● **INSTRUCTIONS TO FOLLOW**:
From the entries, copy each line that includes "letter".
━━━━━━━━━━━━━━━━━━━━━━━━━━━━━━
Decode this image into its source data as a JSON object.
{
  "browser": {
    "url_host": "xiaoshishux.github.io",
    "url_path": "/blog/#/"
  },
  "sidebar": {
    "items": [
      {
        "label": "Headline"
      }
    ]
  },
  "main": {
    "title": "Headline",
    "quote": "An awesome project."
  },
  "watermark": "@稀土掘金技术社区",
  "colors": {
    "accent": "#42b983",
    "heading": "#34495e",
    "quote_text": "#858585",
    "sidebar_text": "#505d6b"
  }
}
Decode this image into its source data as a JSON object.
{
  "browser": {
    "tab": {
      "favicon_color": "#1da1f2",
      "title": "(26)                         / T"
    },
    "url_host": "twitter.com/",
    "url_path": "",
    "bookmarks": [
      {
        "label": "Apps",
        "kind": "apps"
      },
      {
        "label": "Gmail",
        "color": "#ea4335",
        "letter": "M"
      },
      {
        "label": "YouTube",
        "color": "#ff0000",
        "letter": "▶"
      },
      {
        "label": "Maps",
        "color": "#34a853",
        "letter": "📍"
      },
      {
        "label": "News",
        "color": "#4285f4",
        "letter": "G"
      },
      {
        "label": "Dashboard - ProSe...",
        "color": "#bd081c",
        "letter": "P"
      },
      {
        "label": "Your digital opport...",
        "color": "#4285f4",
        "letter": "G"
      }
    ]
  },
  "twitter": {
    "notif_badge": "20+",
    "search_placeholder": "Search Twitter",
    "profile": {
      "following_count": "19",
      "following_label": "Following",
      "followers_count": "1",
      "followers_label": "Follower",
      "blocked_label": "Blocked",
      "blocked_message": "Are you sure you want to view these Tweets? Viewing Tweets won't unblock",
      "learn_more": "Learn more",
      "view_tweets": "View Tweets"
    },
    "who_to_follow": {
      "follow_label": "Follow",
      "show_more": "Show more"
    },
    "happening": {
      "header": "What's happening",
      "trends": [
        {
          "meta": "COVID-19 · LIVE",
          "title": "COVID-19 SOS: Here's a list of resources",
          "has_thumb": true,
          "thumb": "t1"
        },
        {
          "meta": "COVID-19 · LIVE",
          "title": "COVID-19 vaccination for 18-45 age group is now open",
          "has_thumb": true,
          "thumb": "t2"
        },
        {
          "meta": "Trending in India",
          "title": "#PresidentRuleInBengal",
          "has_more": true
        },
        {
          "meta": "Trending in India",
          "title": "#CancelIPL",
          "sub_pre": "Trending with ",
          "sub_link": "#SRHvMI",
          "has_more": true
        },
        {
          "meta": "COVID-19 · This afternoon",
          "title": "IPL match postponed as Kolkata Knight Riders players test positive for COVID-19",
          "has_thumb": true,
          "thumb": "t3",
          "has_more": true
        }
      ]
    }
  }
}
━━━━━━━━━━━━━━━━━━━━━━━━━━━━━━
● **RESULT**:
        "letter": "M"
        "letter": "▶"
        "letter": "📍"
        "letter": "G"
        "letter": "P"
        "letter": "G"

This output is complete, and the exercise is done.